**INSTRUCTIONS FOR THE TASK**
Would you set down the complete data below, exactly as shown?
-------- INPUT DATA
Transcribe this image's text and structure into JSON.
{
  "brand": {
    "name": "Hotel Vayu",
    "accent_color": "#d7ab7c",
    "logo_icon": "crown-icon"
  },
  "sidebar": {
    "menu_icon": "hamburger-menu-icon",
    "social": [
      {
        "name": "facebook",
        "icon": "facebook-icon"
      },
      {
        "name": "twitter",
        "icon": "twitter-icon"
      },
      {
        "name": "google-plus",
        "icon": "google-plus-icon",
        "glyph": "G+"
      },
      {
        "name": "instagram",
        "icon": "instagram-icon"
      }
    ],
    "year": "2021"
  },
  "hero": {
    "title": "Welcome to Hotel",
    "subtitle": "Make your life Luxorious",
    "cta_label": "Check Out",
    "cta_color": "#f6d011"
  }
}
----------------
**REPLY**
Transcribe this image's text and structure into JSON.
{
  "brand": {
    "name": "Hotel Vayu",
    "accent_color": "#d7ab7c",
    "logo_icon": "crown-icon"
  },
  "sidebar": {
    "menu_icon": "hamburger-menu-icon",
    "social": [
      {
        "name": "facebook",
        "icon": "facebook-icon"
      },
      {
        "name": "twitter",
        "icon": "twitter-icon"
      },
      {
        "name": "google-plus",
        "icon": "google-plus-icon",
        "glyph": "G+"
      },
      {
        "name": "instagram",
        "icon": "instagram-icon"
      }
    ],
    "year": "2021"
  },
  "hero": {
    "title": "Welcome to Hotel",
    "subtitle": "Make your life Luxorious",
    "cta_label": "Check Out",
    "cta_color": "#f6d011"
  }
}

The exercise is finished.